About all I can find out about Hollis Social Library is that this building is still in use.
Built 1898: still in use, barely. As of 2011, soon to be replaced.
Did they miss the library's true colors!
According to the web site history, Laconia's Romanesque Revival library was designed by
Charles Bingham and built by E. Noyes Whitcomb and Co., all out of Boston. Two types of granite were
used. A large addition was made in 1956-1957 to the 1903 building.
Still in use.
Printed by Frank W. Swallow of Exeter, N.H.; published by the Hotel Rogers; and mailed in 1935.
It's still in use (2011), but its partner in West Lebanon has a new building.
Now known as the Manchester City Library.
The Carpenter Memorial Library building is not as obviously Italianate in design as the Providence, Rhode Island library. Strongest clues are the first storey windows and the roof line.
Quite unusual architecture for a public library: a little Gothic, a little industrial, and a touch of gymnasium. I believe this is the only card of a public library I have that features a clocktower.
The card is a Tichnor Bros. 'Lusterchrome,' for Rudy's Post Card Service. Whether it was Rudy, or the Tichnor boys' shot, the third car captured is an especially fetching Ford Country Squire.
Not a Carnegie building. Somewhere along the way, this little Romanesque building was replaced.
Only the building is hand-colored on this early postcard.
Late 1903 Carnegie grant, which came about midway through the library's
Its precursor, the Rochester Social Library Company, was founded in 1792. Disparate forces such as the Grange and the local postmaster, who sought the Carnegie funding, led the library into becoming a public institution.
Guess what! The building was built in the black, by about $22. Credit the contractors, Kelly Bros. of Haverhill, Massachusetts to that feat.
The unfortunately bland Randlett and Griffin building looks more typical of the states to its south.

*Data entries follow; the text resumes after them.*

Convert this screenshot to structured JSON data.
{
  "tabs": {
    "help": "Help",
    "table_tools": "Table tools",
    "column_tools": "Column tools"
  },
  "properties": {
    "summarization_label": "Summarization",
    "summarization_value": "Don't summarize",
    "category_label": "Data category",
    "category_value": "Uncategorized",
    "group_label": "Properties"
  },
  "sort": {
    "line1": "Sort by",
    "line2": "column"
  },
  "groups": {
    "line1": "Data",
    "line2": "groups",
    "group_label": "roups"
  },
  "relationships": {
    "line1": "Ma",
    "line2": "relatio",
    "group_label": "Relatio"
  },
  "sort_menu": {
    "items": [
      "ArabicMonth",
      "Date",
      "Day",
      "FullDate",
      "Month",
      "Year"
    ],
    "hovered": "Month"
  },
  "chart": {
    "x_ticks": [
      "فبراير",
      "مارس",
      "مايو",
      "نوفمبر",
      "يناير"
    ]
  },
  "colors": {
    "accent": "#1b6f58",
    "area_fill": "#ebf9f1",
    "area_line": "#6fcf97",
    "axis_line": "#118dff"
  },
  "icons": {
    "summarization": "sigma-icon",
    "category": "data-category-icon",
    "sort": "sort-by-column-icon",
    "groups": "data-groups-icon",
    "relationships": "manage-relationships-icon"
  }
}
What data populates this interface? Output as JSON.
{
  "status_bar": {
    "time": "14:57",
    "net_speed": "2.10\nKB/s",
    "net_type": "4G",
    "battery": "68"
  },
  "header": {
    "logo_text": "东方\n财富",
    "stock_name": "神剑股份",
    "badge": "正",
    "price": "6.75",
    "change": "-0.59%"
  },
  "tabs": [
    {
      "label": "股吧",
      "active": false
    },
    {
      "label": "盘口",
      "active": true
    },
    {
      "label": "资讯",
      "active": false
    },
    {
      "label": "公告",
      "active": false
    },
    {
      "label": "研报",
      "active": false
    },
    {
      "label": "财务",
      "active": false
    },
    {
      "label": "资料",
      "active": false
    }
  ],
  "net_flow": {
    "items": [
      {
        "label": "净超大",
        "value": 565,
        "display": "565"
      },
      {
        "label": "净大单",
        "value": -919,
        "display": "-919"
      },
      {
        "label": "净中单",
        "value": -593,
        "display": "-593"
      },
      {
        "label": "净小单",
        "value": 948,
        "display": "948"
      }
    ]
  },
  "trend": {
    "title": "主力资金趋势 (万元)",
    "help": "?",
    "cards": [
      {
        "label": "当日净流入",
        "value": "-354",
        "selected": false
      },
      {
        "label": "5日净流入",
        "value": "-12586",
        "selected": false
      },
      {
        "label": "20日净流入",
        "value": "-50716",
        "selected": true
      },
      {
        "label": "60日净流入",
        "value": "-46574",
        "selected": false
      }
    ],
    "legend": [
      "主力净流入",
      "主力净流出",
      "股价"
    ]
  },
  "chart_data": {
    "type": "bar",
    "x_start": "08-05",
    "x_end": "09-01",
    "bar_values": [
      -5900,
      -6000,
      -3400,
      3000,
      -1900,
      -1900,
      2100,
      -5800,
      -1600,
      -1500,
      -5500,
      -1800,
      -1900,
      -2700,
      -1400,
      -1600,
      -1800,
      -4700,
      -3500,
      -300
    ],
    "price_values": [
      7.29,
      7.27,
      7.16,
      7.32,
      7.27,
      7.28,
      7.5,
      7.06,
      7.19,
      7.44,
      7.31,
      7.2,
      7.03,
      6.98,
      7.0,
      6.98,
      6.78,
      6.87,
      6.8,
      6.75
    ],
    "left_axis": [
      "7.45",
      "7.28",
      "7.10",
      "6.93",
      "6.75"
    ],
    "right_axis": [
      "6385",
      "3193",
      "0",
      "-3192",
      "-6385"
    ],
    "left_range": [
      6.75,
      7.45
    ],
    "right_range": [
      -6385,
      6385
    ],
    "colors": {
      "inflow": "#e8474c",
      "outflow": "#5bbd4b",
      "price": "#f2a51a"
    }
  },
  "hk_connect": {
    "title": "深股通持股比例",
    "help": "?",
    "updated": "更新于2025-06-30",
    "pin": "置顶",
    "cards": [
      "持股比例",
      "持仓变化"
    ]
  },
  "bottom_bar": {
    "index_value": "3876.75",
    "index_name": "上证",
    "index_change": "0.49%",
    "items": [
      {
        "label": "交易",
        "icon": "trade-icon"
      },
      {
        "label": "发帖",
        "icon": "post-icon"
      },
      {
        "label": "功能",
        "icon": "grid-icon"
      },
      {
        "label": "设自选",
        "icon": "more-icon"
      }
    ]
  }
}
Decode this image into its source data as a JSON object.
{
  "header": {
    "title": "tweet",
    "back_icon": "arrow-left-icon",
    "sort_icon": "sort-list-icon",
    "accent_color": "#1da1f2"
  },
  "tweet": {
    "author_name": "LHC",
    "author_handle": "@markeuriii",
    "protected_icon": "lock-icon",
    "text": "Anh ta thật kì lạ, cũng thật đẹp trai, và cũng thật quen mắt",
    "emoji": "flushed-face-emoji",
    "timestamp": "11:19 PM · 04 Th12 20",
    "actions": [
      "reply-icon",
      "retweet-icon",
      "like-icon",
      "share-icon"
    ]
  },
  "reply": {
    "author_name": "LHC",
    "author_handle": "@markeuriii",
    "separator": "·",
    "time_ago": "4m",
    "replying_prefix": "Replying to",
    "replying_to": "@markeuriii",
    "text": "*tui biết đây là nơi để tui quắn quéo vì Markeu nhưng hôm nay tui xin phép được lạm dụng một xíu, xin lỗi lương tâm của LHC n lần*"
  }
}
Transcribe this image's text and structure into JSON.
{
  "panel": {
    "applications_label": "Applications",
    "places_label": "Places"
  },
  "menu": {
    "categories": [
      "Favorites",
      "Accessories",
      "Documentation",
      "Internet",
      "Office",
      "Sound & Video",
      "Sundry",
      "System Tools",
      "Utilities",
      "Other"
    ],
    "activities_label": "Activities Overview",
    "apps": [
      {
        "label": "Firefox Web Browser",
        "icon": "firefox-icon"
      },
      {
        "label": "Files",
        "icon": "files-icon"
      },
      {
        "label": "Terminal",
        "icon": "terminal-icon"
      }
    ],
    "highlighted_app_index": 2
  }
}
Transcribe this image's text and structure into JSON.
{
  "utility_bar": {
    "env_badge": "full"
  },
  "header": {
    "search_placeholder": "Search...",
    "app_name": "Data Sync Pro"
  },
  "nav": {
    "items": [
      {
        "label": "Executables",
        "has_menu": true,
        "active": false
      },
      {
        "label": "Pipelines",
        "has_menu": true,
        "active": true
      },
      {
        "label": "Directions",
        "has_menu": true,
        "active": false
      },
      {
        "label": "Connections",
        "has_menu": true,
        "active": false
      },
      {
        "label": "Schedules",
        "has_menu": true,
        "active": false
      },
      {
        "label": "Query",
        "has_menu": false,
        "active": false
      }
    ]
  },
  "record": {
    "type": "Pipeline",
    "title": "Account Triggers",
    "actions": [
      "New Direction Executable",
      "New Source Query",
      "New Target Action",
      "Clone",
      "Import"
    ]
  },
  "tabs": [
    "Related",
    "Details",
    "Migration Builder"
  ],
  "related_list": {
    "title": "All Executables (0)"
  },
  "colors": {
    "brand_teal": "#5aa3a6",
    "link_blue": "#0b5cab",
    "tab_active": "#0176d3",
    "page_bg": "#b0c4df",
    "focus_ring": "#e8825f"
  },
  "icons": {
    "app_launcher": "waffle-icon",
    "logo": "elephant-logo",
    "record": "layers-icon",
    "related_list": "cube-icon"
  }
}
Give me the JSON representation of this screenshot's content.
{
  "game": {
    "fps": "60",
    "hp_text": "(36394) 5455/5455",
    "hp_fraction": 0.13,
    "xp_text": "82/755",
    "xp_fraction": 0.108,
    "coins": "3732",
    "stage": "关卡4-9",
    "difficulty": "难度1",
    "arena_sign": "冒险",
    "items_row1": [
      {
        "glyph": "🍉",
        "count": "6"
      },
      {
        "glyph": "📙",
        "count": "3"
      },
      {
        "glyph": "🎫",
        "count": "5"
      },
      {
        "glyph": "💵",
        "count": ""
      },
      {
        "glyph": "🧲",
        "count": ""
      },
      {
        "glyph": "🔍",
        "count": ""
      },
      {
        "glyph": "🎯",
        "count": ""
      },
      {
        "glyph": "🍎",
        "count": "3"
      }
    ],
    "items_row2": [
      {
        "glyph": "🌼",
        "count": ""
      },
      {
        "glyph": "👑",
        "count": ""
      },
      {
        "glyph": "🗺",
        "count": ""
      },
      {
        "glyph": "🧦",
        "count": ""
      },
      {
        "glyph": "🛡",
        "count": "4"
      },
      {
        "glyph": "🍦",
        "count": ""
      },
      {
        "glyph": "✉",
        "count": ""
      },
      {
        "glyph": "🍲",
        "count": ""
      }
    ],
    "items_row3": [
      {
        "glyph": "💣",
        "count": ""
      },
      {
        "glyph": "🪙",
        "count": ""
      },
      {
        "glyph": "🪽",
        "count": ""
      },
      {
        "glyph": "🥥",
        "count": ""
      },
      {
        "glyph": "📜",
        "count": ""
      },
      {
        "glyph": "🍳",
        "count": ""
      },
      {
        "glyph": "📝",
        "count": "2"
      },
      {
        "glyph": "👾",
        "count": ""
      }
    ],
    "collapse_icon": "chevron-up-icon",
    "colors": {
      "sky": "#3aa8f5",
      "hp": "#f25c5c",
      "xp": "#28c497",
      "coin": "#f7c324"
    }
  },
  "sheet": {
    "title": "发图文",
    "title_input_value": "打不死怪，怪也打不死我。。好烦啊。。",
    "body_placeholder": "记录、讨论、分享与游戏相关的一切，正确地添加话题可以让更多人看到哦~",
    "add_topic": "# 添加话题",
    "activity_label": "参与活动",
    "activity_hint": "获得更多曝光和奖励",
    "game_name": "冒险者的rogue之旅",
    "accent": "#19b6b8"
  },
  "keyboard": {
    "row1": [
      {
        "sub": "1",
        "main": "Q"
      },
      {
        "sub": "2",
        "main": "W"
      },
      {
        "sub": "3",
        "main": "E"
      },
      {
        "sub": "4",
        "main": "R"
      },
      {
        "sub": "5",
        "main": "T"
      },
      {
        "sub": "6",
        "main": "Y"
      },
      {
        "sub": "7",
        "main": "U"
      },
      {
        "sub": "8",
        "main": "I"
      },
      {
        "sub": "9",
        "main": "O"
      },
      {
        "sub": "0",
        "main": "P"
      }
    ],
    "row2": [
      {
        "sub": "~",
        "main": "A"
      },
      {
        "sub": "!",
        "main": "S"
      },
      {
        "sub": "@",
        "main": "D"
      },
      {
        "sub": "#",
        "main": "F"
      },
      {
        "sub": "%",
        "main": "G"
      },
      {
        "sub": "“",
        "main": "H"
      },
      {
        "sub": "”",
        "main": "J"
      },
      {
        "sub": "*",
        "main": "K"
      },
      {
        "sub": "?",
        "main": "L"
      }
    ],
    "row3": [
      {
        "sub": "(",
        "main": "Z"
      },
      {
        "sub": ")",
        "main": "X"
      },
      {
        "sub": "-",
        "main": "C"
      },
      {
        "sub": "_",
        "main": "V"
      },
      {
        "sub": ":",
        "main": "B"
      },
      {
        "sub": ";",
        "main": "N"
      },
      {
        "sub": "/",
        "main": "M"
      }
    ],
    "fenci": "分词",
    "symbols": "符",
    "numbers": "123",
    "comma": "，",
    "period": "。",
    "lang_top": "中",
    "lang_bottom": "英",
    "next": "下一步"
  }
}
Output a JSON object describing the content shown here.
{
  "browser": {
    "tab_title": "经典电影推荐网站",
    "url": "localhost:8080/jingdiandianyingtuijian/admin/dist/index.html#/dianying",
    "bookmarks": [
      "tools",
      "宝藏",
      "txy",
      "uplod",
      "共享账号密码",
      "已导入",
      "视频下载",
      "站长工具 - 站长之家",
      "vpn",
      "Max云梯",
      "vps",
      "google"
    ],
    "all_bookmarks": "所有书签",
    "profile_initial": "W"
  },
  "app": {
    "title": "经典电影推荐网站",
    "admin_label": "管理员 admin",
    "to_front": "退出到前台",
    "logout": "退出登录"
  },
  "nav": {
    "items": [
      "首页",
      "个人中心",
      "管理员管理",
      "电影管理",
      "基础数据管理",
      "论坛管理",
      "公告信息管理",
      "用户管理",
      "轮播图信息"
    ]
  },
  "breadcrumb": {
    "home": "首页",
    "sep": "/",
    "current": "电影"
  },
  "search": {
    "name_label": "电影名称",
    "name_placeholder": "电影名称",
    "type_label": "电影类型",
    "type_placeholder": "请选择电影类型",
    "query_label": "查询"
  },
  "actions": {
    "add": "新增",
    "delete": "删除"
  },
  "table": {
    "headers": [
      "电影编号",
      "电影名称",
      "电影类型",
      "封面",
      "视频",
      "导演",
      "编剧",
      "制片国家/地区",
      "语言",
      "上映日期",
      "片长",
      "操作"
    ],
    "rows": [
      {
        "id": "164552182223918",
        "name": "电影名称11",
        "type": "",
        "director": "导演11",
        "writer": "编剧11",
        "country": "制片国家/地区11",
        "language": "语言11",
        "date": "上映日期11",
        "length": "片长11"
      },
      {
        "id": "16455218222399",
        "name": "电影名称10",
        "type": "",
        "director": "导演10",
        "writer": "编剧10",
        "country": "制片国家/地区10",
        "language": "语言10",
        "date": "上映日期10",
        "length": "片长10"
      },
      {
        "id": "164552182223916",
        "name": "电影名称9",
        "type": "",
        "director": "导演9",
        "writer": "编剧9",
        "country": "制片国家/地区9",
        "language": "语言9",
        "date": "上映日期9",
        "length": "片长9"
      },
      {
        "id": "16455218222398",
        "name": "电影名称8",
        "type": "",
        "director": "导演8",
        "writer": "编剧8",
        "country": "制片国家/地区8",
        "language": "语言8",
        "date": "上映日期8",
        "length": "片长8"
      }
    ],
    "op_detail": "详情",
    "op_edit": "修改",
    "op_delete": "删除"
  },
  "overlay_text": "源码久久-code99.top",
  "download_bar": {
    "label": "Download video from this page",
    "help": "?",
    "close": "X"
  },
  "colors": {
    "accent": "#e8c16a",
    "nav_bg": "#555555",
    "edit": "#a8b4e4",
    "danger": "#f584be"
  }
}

Curiously, the library's history page makes no mention of the architects or builders of this 1904 Carnegie-funded library building. Perhaps it's because the darn thing nearly fell down in 1973. It took until 1977 to save the building, and an addition was dedicated in January, 1981.
Published by Chas. W. Hughes, Mechanicsville, N.Y.
Very strange library: the books are in Rock Island, Quebec, and the checkout counter is in Derby Line, Vermont. The collection is split between French and English material.
The equally strange library card also features the Dominion of Canada flags.
1905 Carnegie grant.
No web site, but there is some information, including a picture that shows the library still in use.
(L) Ah, the wonders of autumn in Vermont! The leaves
cover the ground in a cozy blanket, and the retoucher restored them to the trees.
(R) Some mighty tropical looking plants decorate the library's lawn.
I'm up to 3 of these now, which is a very bad thing.
In self-defense, sometimes the details make the difference. In the lefthand card, there is a bike leaning up against the stairs. In the center card, a small bike rack appears on the treebank. On the righthand card, bushes appear.
Built in 1912, and still in use.
Curt Teich 'American Art Colored' card commissioned by C.W. Hughes 'Star Quality' & Co. in 1930.
According to the date in Roman numerals above the entry, this was built in 1883, the same year that the Cairo, IL library was built. It must have been a good year for library architects, as these early public libraries' architecture seldom repeats.
The card, from the 'C.T. American Art' series (whose plate number I cannot make out), was made for Edward L. Mc Cann of Woodstock.
© 2003 - 2013 Judy Aulik
Updated 18 June 2013.